Oil prices climbed on Monday, supported by Saudi optimism on Asian demand and an Iraqi pledge to deepen supply cuts, although uncertainty over a deal to shore up the U.S. economic recovery capped gains.
U.S. West Texas Intermediate (WTI) crude CLc1 futures rose 50 cents, or 1.2%, to $41.72 a barrel at 0301 GMT, while Brent crude LCOc1 futures were up 40 cents, or 0.9%, at $44.80 a barrel, as reported by Reuters.
Both benchmark contracts fell on Friday, hurt by demand concerns, but Brent still ended the week up 2.5%, with WTI up 2.4%.

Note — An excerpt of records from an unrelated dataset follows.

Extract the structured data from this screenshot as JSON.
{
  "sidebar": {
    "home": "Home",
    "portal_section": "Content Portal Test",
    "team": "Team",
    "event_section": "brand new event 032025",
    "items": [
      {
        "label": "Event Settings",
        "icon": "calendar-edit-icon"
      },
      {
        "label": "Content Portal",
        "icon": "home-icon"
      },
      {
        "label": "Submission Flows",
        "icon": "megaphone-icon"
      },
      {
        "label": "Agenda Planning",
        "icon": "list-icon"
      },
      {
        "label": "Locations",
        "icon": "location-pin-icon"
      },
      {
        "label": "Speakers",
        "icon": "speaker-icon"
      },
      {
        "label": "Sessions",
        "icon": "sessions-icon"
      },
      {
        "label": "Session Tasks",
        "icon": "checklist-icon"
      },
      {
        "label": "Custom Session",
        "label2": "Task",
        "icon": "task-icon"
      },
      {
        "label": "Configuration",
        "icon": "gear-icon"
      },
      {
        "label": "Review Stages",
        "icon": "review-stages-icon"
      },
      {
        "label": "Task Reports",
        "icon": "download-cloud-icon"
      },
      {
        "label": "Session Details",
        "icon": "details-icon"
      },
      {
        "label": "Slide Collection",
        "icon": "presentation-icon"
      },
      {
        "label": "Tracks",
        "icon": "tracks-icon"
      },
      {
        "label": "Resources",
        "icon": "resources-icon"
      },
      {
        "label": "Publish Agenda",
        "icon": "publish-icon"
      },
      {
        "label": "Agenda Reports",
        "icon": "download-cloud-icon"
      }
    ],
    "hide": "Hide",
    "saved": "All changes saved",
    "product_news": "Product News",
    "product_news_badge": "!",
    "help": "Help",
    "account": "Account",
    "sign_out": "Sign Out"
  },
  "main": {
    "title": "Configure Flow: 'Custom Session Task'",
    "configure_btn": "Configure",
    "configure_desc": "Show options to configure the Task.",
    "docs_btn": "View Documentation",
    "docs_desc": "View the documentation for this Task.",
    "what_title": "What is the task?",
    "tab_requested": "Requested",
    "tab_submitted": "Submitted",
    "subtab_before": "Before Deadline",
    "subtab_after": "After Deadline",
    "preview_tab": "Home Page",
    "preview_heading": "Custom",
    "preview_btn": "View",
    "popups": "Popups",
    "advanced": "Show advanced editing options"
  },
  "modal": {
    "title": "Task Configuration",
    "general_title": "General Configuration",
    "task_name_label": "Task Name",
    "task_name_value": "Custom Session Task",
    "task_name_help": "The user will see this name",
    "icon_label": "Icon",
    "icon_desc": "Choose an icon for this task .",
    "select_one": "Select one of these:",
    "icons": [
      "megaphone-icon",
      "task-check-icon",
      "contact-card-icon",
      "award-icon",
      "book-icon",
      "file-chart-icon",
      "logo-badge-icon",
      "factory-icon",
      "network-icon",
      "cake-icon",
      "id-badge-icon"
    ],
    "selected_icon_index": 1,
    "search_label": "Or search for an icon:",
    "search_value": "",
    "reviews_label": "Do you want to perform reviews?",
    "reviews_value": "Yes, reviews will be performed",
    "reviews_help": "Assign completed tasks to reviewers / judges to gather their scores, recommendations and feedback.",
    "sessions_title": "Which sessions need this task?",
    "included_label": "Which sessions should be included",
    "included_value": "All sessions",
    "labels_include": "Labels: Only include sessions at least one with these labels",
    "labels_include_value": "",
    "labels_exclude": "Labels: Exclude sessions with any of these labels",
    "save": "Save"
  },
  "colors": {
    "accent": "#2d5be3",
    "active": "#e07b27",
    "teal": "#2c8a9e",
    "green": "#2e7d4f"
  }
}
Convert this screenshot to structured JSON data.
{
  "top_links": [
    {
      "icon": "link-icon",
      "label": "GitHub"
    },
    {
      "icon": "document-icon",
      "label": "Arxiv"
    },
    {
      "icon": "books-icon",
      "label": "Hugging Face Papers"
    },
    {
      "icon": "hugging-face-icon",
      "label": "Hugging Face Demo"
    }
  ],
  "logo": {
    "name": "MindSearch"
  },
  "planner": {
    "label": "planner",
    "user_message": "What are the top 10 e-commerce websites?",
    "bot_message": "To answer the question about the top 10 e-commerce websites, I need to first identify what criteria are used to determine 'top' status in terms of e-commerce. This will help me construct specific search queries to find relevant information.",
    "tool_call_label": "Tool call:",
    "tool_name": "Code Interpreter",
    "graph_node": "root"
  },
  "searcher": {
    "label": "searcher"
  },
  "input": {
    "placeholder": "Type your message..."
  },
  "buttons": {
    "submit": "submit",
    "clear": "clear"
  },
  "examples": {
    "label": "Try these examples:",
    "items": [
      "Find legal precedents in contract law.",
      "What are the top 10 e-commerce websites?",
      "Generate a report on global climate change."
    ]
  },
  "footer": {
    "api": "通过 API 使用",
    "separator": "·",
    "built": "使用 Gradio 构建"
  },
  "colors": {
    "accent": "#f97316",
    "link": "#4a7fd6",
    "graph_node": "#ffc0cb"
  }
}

Saudi Arabian Aramco's Chief Executive Amin Nasser said on Sunday he sees oil demand rebounding in Asia as economies gradually open up after the easing of coronavirus lockdowns.
On the supply side, Iraq said on Friday it would cut its oil output by a further 400,000 barrels per day in August and September to compensate for its overproduction in the past three months. The move would help it comply with its share of cuts by the Organization of the Petroleum Exporting Countries and their allies, together called OPEC+.